▶ Task goal
Repeat the following entries exactly, excluding pictures.

(Beginning of Task data)

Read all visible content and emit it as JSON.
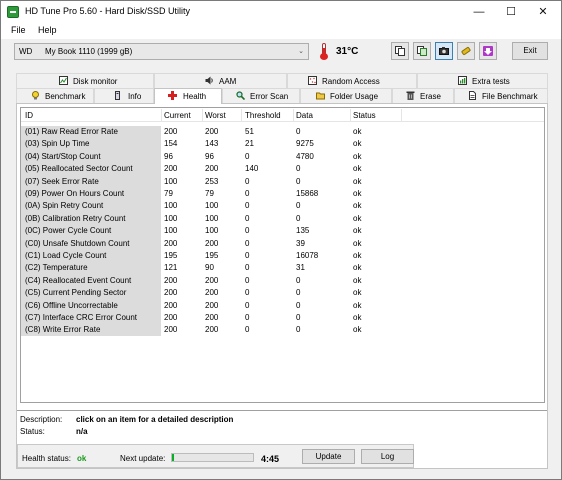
{
  "window": {
    "title": "HD Tune Pro 5.60 - Hard Disk/SSD Utility"
  },
  "menu": {
    "file": "File",
    "help": "Help"
  },
  "toolbar": {
    "drive_brand": "WD",
    "drive_name": "My Book 1110 (1999 gB)",
    "temperature": "31°C",
    "exit_label": "Exit",
    "buttons": [
      "copy-info-icon",
      "copy-screenshot-icon",
      "screenshot-icon",
      "options-icon",
      "download-icon"
    ]
  },
  "tabs_top": [
    {
      "label": "Disk monitor",
      "icon": "disk-monitor-icon"
    },
    {
      "label": "AAM",
      "icon": "speaker-icon"
    },
    {
      "label": "Random Access",
      "icon": "random-access-icon"
    },
    {
      "label": "Extra tests",
      "icon": "extra-tests-icon"
    }
  ],
  "tabs_bottom": [
    {
      "label": "Benchmark",
      "icon": "lightbulb-icon"
    },
    {
      "label": "Info",
      "icon": "info-icon"
    },
    {
      "label": "Health",
      "icon": "health-cross-icon",
      "selected": true
    },
    {
      "label": "Error Scan",
      "icon": "magnifier-icon"
    },
    {
      "label": "Folder Usage",
      "icon": "folder-icon"
    },
    {
      "label": "Erase",
      "icon": "trash-icon"
    },
    {
      "label": "File Benchmark",
      "icon": "file-icon"
    }
  ],
  "columns": [
    "ID",
    "Current",
    "Worst",
    "Threshold",
    "Data",
    "Status"
  ],
  "rows": [
    [
      "(01) Raw Read Error Rate",
      "200",
      "200",
      "51",
      "0",
      "ok"
    ],
    [
      "(03) Spin Up Time",
      "154",
      "143",
      "21",
      "9275",
      "ok"
    ],
    [
      "(04) Start/Stop Count",
      "96",
      "96",
      "0",
      "4780",
      "ok"
    ],
    [
      "(05) Reallocated Sector Count",
      "200",
      "200",
      "140",
      "0",
      "ok"
    ],
    [
      "(07) Seek Error Rate",
      "100",
      "253",
      "0",
      "0",
      "ok"
    ],
    [
      "(09) Power On Hours Count",
      "79",
      "79",
      "0",
      "15868",
      "ok"
    ],
    [
      "(0A) Spin Retry Count",
      "100",
      "100",
      "0",
      "0",
      "ok"
    ],
    [
      "(0B) Calibration Retry Count",
      "100",
      "100",
      "0",
      "0",
      "ok"
    ],
    [
      "(0C) Power Cycle Count",
      "100",
      "100",
      "0",
      "135",
      "ok"
    ],
    [
      "(C0) Unsafe Shutdown Count",
      "200",
      "200",
      "0",
      "39",
      "ok"
    ],
    [
      "(C1) Load Cycle Count",
      "195",
      "195",
      "0",
      "16078",
      "ok"
    ],
    [
      "(C2) Temperature",
      "121",
      "90",
      "0",
      "31",
      "ok"
    ],
    [
      "(C4) Reallocated Event Count",
      "200",
      "200",
      "0",
      "0",
      "ok"
    ],
    [
      "(C5) Current Pending Sector",
      "200",
      "200",
      "0",
      "0",
      "ok"
    ],
    [
      "(C6) Offline Uncorrectable",
      "200",
      "200",
      "0",
      "0",
      "ok"
    ],
    [
      "(C7) Interface CRC Error Count",
      "200",
      "200",
      "0",
      "0",
      "ok"
    ],
    [
      "(C8) Write Error Rate",
      "200",
      "200",
      "0",
      "0",
      "ok"
    ]
  ],
  "description": {
    "desc_label": "Description:",
    "desc_value": "click on an item for a detailed description",
    "status_label": "Status:",
    "status_value": "n/a"
  },
  "status_bar": {
    "health_label": "Health status:",
    "health_value": "ok",
    "next_update_label": "Next update:",
    "next_update_value": "4:45",
    "progress_fraction": 0.03,
    "update_label": "Update",
    "log_label": "Log"
  },
  "colors": {
    "health_ok": "#1a9a1a",
    "progress": "#06b025",
    "id_column_bg": "#dcdcdc"
  }
}
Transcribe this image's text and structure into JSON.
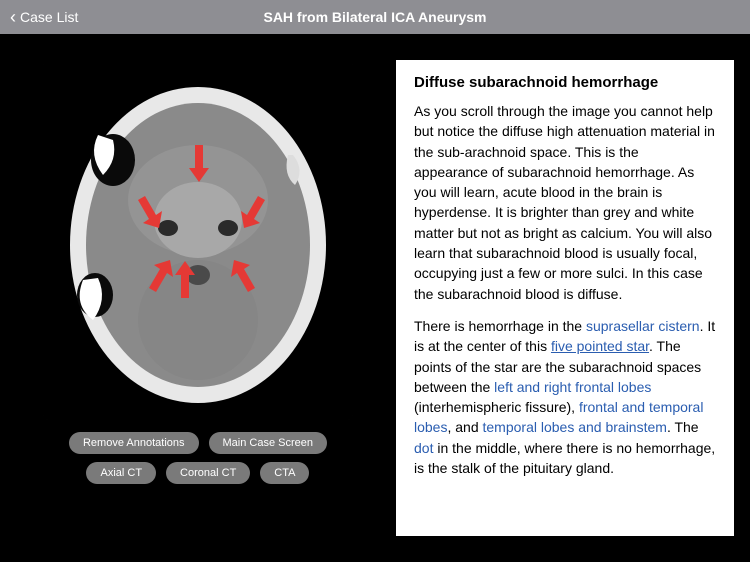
{
  "navbar": {
    "back_label": "Case List",
    "title": "SAH from Bilateral ICA Aneurysm"
  },
  "buttons": {
    "remove_annotations": "Remove Annotations",
    "main_case_screen": "Main Case Screen",
    "axial_ct": "Axial CT",
    "coronal_ct": "Coronal CT",
    "cta": "CTA"
  },
  "article": {
    "title": "Diffuse subarachnoid hemorrhage",
    "p1": "As you scroll through the image you cannot help but notice the diffuse high attenuation material in the sub-arachnoid space. This is the appearance of subarachnoid hemorrhage. As you will learn, acute blood in the brain is hyperdense. It is brighter than grey and white matter but not as bright as calcium. You will also learn that subarachnoid blood is usually focal, occupying just a few or more sulci. In this case the subarachnoid blood is diffuse.",
    "p2_a": "There is hemorrhage in the ",
    "p2_link1": "suprasellar cistern",
    "p2_b": ". It is at the center of this ",
    "p2_link2": "five pointed star",
    "p2_c": ". The points of the star are the subarachnoid spaces between the ",
    "p2_link3": "left and right frontal lobes",
    "p2_d": " (interhemispheric fissure), ",
    "p2_link4": "frontal and temporal lobes",
    "p2_e": ", and ",
    "p2_link5": "temporal lobes and brainstem",
    "p2_f": ". The ",
    "p2_link6": "dot",
    "p2_g": " in the middle, where there is no hemorrhage, is the stalk of the pituitary gland."
  },
  "icons": {
    "back_chevron": "chevron-left-icon"
  }
}
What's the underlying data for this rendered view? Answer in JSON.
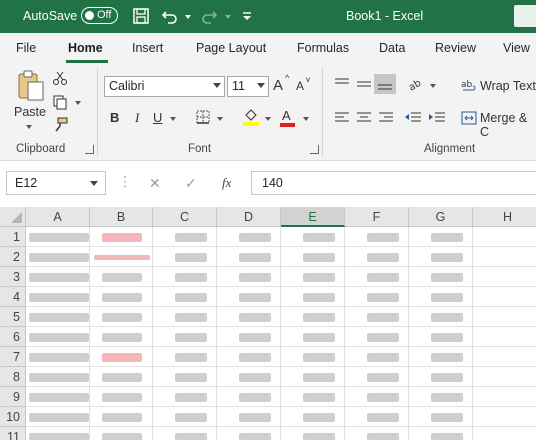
{
  "titlebar": {
    "autosave_label": "AutoSave",
    "toggle_state": "Off",
    "title": "Book1 - Excel"
  },
  "tabs": [
    {
      "label": "File",
      "active": false
    },
    {
      "label": "Home",
      "active": true
    },
    {
      "label": "Insert",
      "active": false
    },
    {
      "label": "Page Layout",
      "active": false
    },
    {
      "label": "Formulas",
      "active": false
    },
    {
      "label": "Data",
      "active": false
    },
    {
      "label": "Review",
      "active": false
    },
    {
      "label": "View",
      "active": false
    }
  ],
  "ribbon": {
    "clipboard": {
      "paste_label": "Paste",
      "group_label": "Clipboard"
    },
    "font": {
      "font_name": "Calibri",
      "font_size": "11",
      "bold": "B",
      "italic": "I",
      "underline": "U",
      "group_label": "Font",
      "grow": "A",
      "shrink": "A",
      "font_color_glyph": "A"
    },
    "alignment": {
      "wrap_text": "Wrap Text",
      "merge_center": "Merge & C",
      "group_label": "Alignment"
    }
  },
  "formula_bar": {
    "name_box": "E12",
    "cancel_glyph": "✕",
    "enter_glyph": "✓",
    "fx_glyph": "fx",
    "formula_value": "140"
  },
  "grid": {
    "columns": [
      "A",
      "B",
      "C",
      "D",
      "E",
      "F",
      "G",
      "H"
    ],
    "selected_column": "E",
    "rows": [
      "1",
      "2",
      "3",
      "4",
      "5",
      "6",
      "7",
      "8",
      "9",
      "10",
      "11"
    ]
  },
  "colors": {
    "brand": "#217346",
    "redacted_red": "#f2a9ad",
    "redacted_gray": "#c7c7c7"
  }
}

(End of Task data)

▶ Output for this exercise
Read all visible content and emit it as JSON.
{
  "window": {
    "title": "HD Tune Pro 5.60 - Hard Disk/SSD Utility"
  },
  "menu": {
    "file": "File",
    "help": "Help"
  },
  "toolbar": {
    "drive_brand": "WD",
    "drive_name": "My Book 1110 (1999 gB)",
    "temperature": "31°C",
    "exit_label": "Exit",
    "buttons": [
      "copy-info-icon",
      "copy-screenshot-icon",
      "screenshot-icon",
      "options-icon",
      "download-icon"
    ]
  },
  "tabs_top": [
    {
      "label": "Disk monitor",
      "icon": "disk-monitor-icon"
    },
    {
      "label": "AAM",
      "icon": "speaker-icon"
    },
    {
      "label": "Random Access",
      "icon": "random-access-icon"
    },
    {
      "label": "Extra tests",
      "icon": "extra-tests-icon"
    }
  ],
  "tabs_bottom": [
    {
      "label": "Benchmark",
      "icon": "lightbulb-icon"
    },
    {
      "label": "Info",
      "icon": "info-icon"
    },
    {
      "label": "Health",
      "icon": "health-cross-icon",
      "selected": true
    },
    {
      "label": "Error Scan",
      "icon": "magnifier-icon"
    },
    {
      "label": "Folder Usage",
      "icon": "folder-icon"
    },
    {
      "label": "Erase",
      "icon": "trash-icon"
    },
    {
      "label": "File Benchmark",
      "icon": "file-icon"
    }
  ],
  "columns": [
    "ID",
    "Current",
    "Worst",
    "Threshold",
    "Data",
    "Status"
  ],
  "rows": [
    [
      "(01) Raw Read Error Rate",
      "200",
      "200",
      "51",
      "0",
      "ok"
    ],
    [
      "(03) Spin Up Time",
      "154",
      "143",
      "21",
      "9275",
      "ok"
    ],
    [
      "(04) Start/Stop Count",
      "96",
      "96",
      "0",
      "4780",
      "ok"
    ],
    [
      "(05) Reallocated Sector Count",
      "200",
      "200",
      "140",
      "0",
      "ok"
    ],
    [
      "(07) Seek Error Rate",
      "100",
      "253",
      "0",
      "0",
      "ok"
    ],
    [
      "(09) Power On Hours Count",
      "79",
      "79",
      "0",
      "15868",
      "ok"
    ],
    [
      "(0A) Spin Retry Count",
      "100",
      "100",
      "0",
      "0",
      "ok"
    ],
    [
      "(0B) Calibration Retry Count",
      "100",
      "100",
      "0",
      "0",
      "ok"
    ],
    [
      "(0C) Power Cycle Count",
      "100",
      "100",
      "0",
      "135",
      "ok"
    ],
    [
      "(C0) Unsafe Shutdown Count",
      "200",
      "200",
      "0",
      "39",
      "ok"
    ],
    [
      "(C1) Load Cycle Count",
      "195",
      "195",
      "0",
      "16078",
      "ok"
    ],
    [
      "(C2) Temperature",
      "121",
      "90",
      "0",
      "31",
      "ok"
    ],
    [
      "(C4) Reallocated Event Count",
      "200",
      "200",
      "0",
      "0",
      "ok"
    ],
    [
      "(C5) Current Pending Sector",
      "200",
      "200",
      "0",
      "0",
      "ok"
    ],
    [
      "(C6) Offline Uncorrectable",
      "200",
      "200",
      "0",
      "0",
      "ok"
    ],
    [
      "(C7) Interface CRC Error Count",
      "200",
      "200",
      "0",
      "0",
      "ok"
    ],
    [
      "(C8) Write Error Rate",
      "200",
      "200",
      "0",
      "0",
      "ok"
    ]
  ],
  "description": {
    "desc_label": "Description:",
    "desc_value": "click on an item for a detailed description",
    "status_label": "Status:",
    "status_value": "n/a"
  },
  "status_bar": {
    "health_label": "Health status:",
    "health_value": "ok",
    "next_update_label": "Next update:",
    "next_update_value": "4:45",
    "progress_fraction": 0.03,
    "update_label": "Update",
    "log_label": "Log"
  },
  "colors": {
    "health_ok": "#1a9a1a",
    "progress": "#06b025",
    "id_column_bg": "#dcdcdc"
  }
}
Transcribe this image's text and structure into JSON.
{
  "navbar": {
    "back_label": "Case List",
    "title": "SAH from Bilateral ICA Aneurysm"
  },
  "buttons": {
    "remove_annotations": "Remove Annotations",
    "main_case_screen": "Main Case Screen",
    "axial_ct": "Axial CT",
    "coronal_ct": "Coronal CT",
    "cta": "CTA"
  },
  "article": {
    "title": "Diffuse subarachnoid hemorrhage",
    "p1": "As you scroll through the image you cannot help but notice the diffuse high attenuation material in the sub-arachnoid space. This is the appearance of subarachnoid hemorrhage. As you will learn, acute blood in the brain is hyperdense. It is brighter than grey and white matter but not as bright as calcium. You will also learn that subarachnoid blood is usually focal, occupying just a few or more sulci. In this case the subarachnoid blood is diffuse.",
    "p2_a": "There is hemorrhage in the ",
    "p2_link1": "suprasellar cistern",
    "p2_b": ". It is at the center of this ",
    "p2_link2": "five pointed star",
    "p2_c": ". The points of the star are the subarachnoid spaces between the ",
    "p2_link3": "left and right frontal lobes",
    "p2_d": " (interhemispheric fissure), ",
    "p2_link4": "frontal and temporal lobes",
    "p2_e": ", and ",
    "p2_link5": "temporal lobes and brainstem",
    "p2_f": ". The ",
    "p2_link6": "dot",
    "p2_g": " in the middle, where there is no hemorrhage, is the stalk of the pituitary gland."
  },
  "icons": {
    "back_chevron": "chevron-left-icon"
  }
}
What's the underlying data for this rendered view? Answer in JSON.
{
  "titlebar": {
    "autosave_label": "AutoSave",
    "toggle_state": "Off",
    "title": "Book1 - Excel"
  },
  "tabs": [
    {
      "label": "File",
      "active": false
    },
    {
      "label": "Home",
      "active": true
    },
    {
      "label": "Insert",
      "active": false
    },
    {
      "label": "Page Layout",
      "active": false
    },
    {
      "label": "Formulas",
      "active": false
    },
    {
      "label": "Data",
      "active": false
    },
    {
      "label": "Review",
      "active": false
    },
    {
      "label": "View",
      "active": false
    }
  ],
  "ribbon": {
    "clipboard": {
      "paste_label": "Paste",
      "group_label": "Clipboard"
    },
    "font": {
      "font_name": "Calibri",
      "font_size": "11",
      "bold": "B",
      "italic": "I",
      "underline": "U",
      "group_label": "Font",
      "grow": "A",
      "shrink": "A",
      "font_color_glyph": "A"
    },
    "alignment": {
      "wrap_text": "Wrap Text",
      "merge_center": "Merge & C",
      "group_label": "Alignment"
    }
  },
  "formula_bar": {
    "name_box": "E12",
    "cancel_glyph": "✕",
    "enter_glyph": "✓",
    "fx_glyph": "fx",
    "formula_value": "140"
  },
  "grid": {
    "columns": [
      "A",
      "B",
      "C",
      "D",
      "E",
      "F",
      "G",
      "H"
    ],
    "selected_column": "E",
    "rows": [
      "1",
      "2",
      "3",
      "4",
      "5",
      "6",
      "7",
      "8",
      "9",
      "10",
      "11"
    ]
  },
  "colors": {
    "brand": "#217346",
    "redacted_red": "#f2a9ad",
    "redacted_gray": "#c7c7c7"
  }
}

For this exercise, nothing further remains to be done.